Restaurants in Japan
Most restaurants in Japan serve local dishes, which consists mainly of rice, miso, fish, noodles, and seasonal vegetables. The local diet is relatively healthy, which is why Japan has a much lower obesity rate than other developed nations. However, in recent years international cuisine has become incredibly popular; it’s now possible to find Japanese restaurants that serve anything from American food to Italian to French cuisine.
However, when in Japan, eat as the Japanese do. Tokyo in particular – which boasts some of the best restaurants in Japan -- is a food lover’s paradise. It contains more Michelin-starred restaurants than any other city in the world. Don’t leave without stopping at Daiwa Sushi. Wait times can easily exceed one hour, but it’s worth it: the sashimi melts in your mouth. Japanese restaurants are also known for their noodle dishes, and it would be a crime to leave the country without sampling at least one bowl of ramen and udon.
Located on the seventh floor of the Four Seasons Hotel in Marunouchi, Ekki is distinguished by its casual design (contemporary black lacquer furniture, upholstered banquettes) and an international menu that includes Japanese specialties such as Waygu beef, Hokkaido scallops, and creative interpre
Bauhaus meets Bushido at Ogata’s Higashi-yama restaurant, where everything from the impeccable seafood concoctions to the décor is the product of a rigorously creative mind.
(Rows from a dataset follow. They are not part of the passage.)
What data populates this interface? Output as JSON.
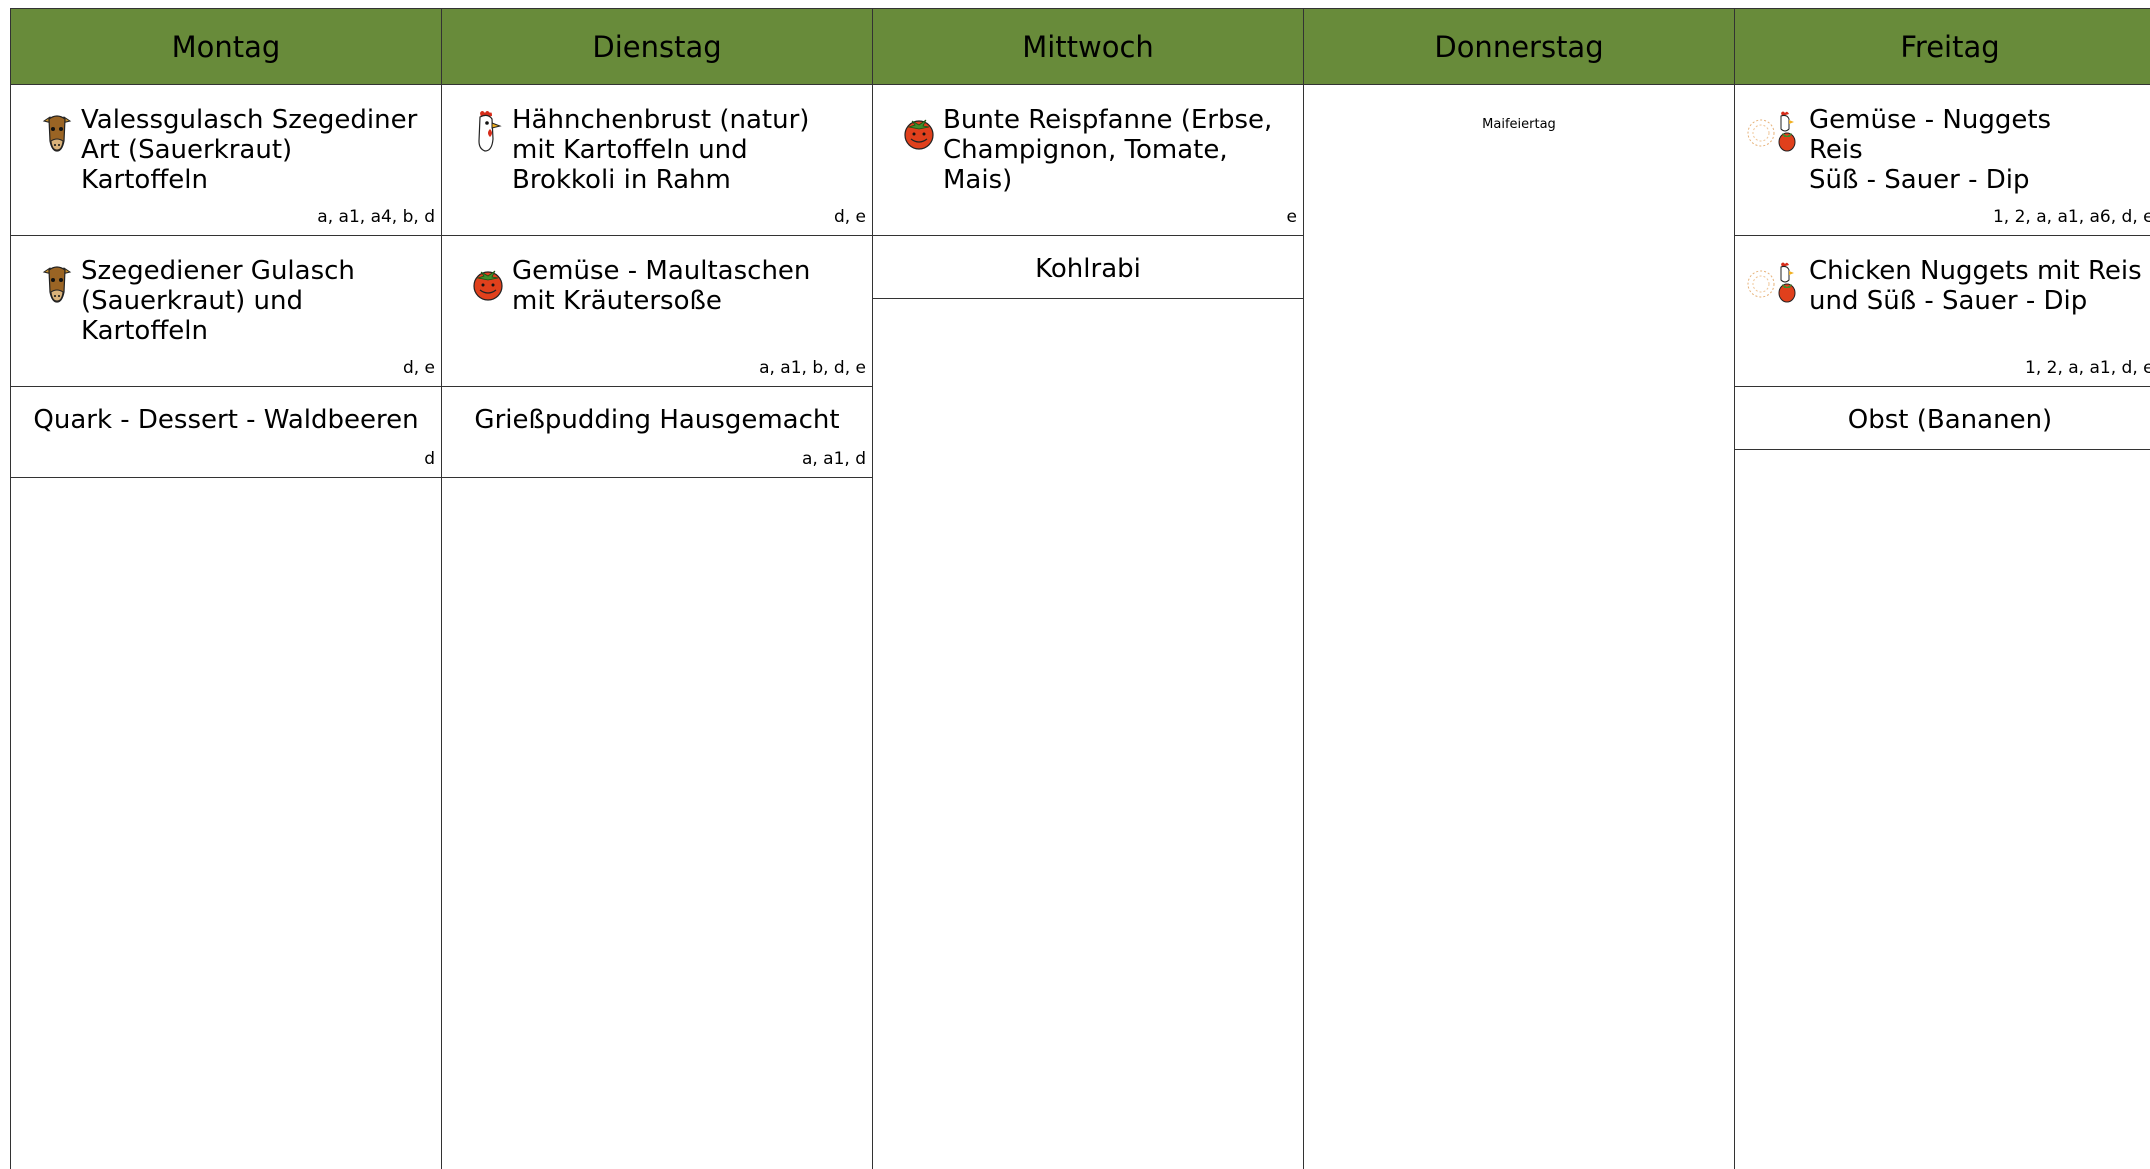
{
  "days": [
    {
      "name": "Montag",
      "items": [
        {
          "kind": "meal",
          "icon": "cow-icon",
          "name": "Valessgulasch Szegediner\nArt (Sauerkraut)\nKartoffeln",
          "allergens": "a, a1, a4, b, d"
        },
        {
          "kind": "meal",
          "icon": "cow-icon",
          "name": "Szegediener Gulasch\n(Sauerkraut) und\nKartoffeln",
          "allergens": "d, e"
        },
        {
          "kind": "dessert",
          "name": "Quark - Dessert - Waldbeeren",
          "allergens": "d"
        }
      ]
    },
    {
      "name": "Dienstag",
      "items": [
        {
          "kind": "meal",
          "icon": "chicken-icon",
          "name": "Hähnchenbrust (natur)\nmit Kartoffeln und\nBrokkoli in Rahm",
          "allergens": "d, e"
        },
        {
          "kind": "meal",
          "icon": "tomato-icon",
          "name": "Gemüse - Maultaschen\nmit Kräutersoße",
          "allergens": "a, a1, b, d, e"
        },
        {
          "kind": "dessert",
          "name": "Grießpudding Hausgemacht",
          "allergens": "a, a1, d"
        }
      ]
    },
    {
      "name": "Mittwoch",
      "items": [
        {
          "kind": "meal",
          "icon": "tomato-icon",
          "name": "Bunte Reispfanne (Erbse,\nChampignon, Tomate,\nMais)",
          "allergens": "e"
        },
        {
          "kind": "dessert",
          "name": "Kohlrabi",
          "allergens": ""
        }
      ]
    },
    {
      "name": "Donnerstag",
      "holiday": "Maifeiertag",
      "items": []
    },
    {
      "name": "Freitag",
      "items": [
        {
          "kind": "meal",
          "icon": "chicken-tomato-icon",
          "name": "Gemüse - Nuggets\nReis\nSüß - Sauer - Dip",
          "allergens": "1, 2, a, a1, a6, d, e,"
        },
        {
          "kind": "meal",
          "icon": "chicken-tomato-icon",
          "name": "Chicken Nuggets mit Reis\nund Süß - Sauer - Dip",
          "allergens": "1, 2, a, a1, d, e,"
        },
        {
          "kind": "dessert",
          "name": "Obst (Bananen)",
          "allergens": ""
        }
      ]
    }
  ],
  "colors": {
    "header": "#688b3a",
    "grid": "#333333"
  }
}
The fatty-salmon salad drizzled with yuzu sauce is edible haiku.
Well heeled Ginza shoppers and ladies who lunch converge at the lounge on the 3rd floor of Mikimoto's Ginza 2 Building, also known as "the Swiss Cheese Building" because of its distinticivly shaped, randomly placed windows.
Roughly translated, tsugihagi means something akin to "patchwork" in English, and that's the apporach this contemporary izakaya takes in everything from its atmosphere to its menu.
The Scene: In Tokyo’s Akasaka district behind an unmarked door, whose only “sign” is engraved on the door handle, is one of the world’s smallest fine restaurants—with only two tables.
The restaurant is obscured behind a dramatic façade of weathered steel and glass. Regulars love this spot not just for the gently priced omakase menu of delicious dishes—just $50 per person—but also for his rapport with the amiable owner, Kuniatsu Kondo.